I am so proud and honored to launch my fourth novel, The Secret to Southern Charm (Gallery/Simon & Schuster, April 3, 2017), in collaboration with the Pat Conroy Literary Center, to raise money and members to support this all-important cause, to further the vision of a man who made an indelible mark on Southern literature. I am even more excited to do so at the stunning Barnwell-Gough House, currently owned by Mark and Alison Guilloud. It will be an incredible night to celebrate stories—in this case, that of a new novel and an old house.

The Barnwell-Gough House, built in 1789, is an example of Adam-style architecture, which embraced local building materials—and is the perfect historical setting for the launch of The Secret to Southern Charm, whose protagonist, Ansley Murphy, is an interior designer specializing in historical preservation and restoration in her seaside town of Peachtree Bluff, Georgia. Peachtree Bluff is the first fictional town I have ever had the privilege of creating, a blend of so many of the small Southern towns I have called home, but largely based on my current home, the “other Beaufort” in North Carolina.

The Barnwell-Gough House is made of tabby—a cement mixture using oyster shells—covered with stucco, in contrast with Ansley’s home and the homes she designs, which are mostly white clapboard. But their sense of history is what binds them. It is, after all, our pasts that make for the most compelling stories.

The pasts of the four generations of the Murphy family now living under one roof in The Secret to Southern Charm are something I can’t wait to share with readers, the path I took to making these characters come to life one I am most excited to talk about. As the author of the award-winning blog Design Chic—and survivor of three historical renovations—I’m also thrilled to lend a felizabeth barnwell gough houseew of my favorite tips for preserving the past while making room for the future.

When I walk down the halls of my own historical home, I think a lot about the past. As I contemplate the addition we are beginning right now, a space for my new office and perhaps even my own library, I can’t help but think about what the future might hold, not only for my family under this roof but for the families that will make it theirs one day.

My husband once said that he didn’t feel like our house in Beaufort, NC was ours as much as we were caring for it for a half-century or so until it was time for the next caretakers to come along, their stamp on it, and make it their home.

I feel that way about our stories too, and, though I never had the pleasure of meeting Pat Conroy, I have stood in his library. And I have to feel like he might agree. They are never really ours, were never really meant to be ours. Because our stories, like our homes, can only be fully appreciated once they are shared.
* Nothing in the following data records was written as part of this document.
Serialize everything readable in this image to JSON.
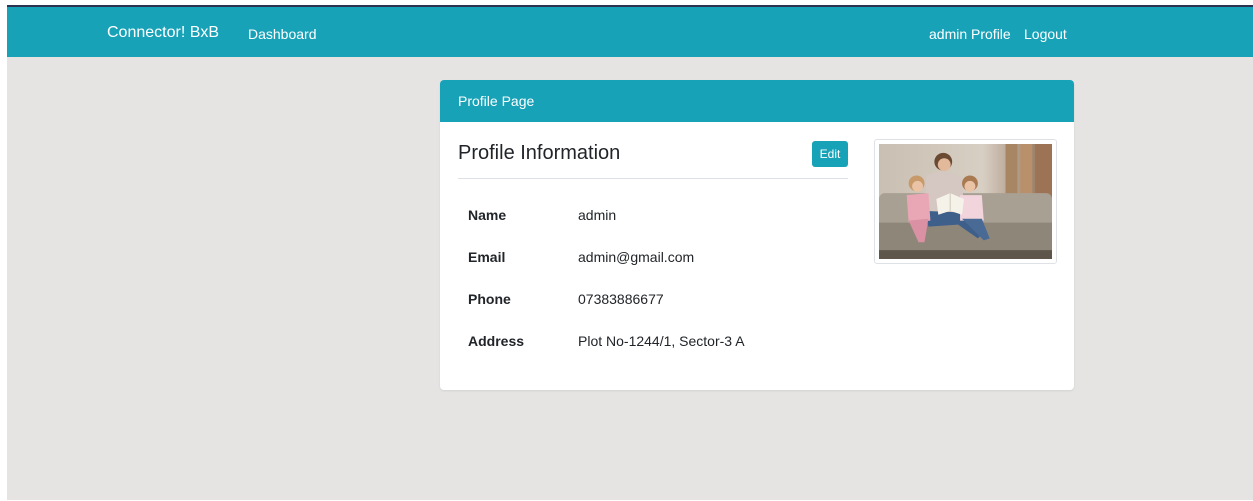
{
  "navbar": {
    "brand": "Connector! BxB",
    "dashboard": "Dashboard",
    "profile": "admin Profile",
    "logout": "Logout",
    "color": "#17a2b8"
  },
  "card": {
    "header": "Profile Page",
    "title": "Profile Information",
    "edit_label": "Edit",
    "photo_icon": "family-reading-photo"
  },
  "profile": {
    "rows": [
      {
        "label": "Name",
        "value": "admin"
      },
      {
        "label": "Email",
        "value": "admin@gmail.com"
      },
      {
        "label": "Phone",
        "value": "07383886677"
      },
      {
        "label": "Address",
        "value": "Plot No-1244/1, Sector-3 A"
      }
    ]
  }
}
Bestselling author/blogger Kristy Woodson Harvey will launch her fourth novel, The Secret to Southern Charm, at the historic Elizabeth Barnwell Gough House on Thursday, March 15th from 6-9 pm. Tickets are $75 and include a cocktail party catered by Debbi Covington, an author presentation, and an autographed copy of the book – well before its April publication date. Proceeds benefit the Pat Conroy Literary Center. For tickets, visit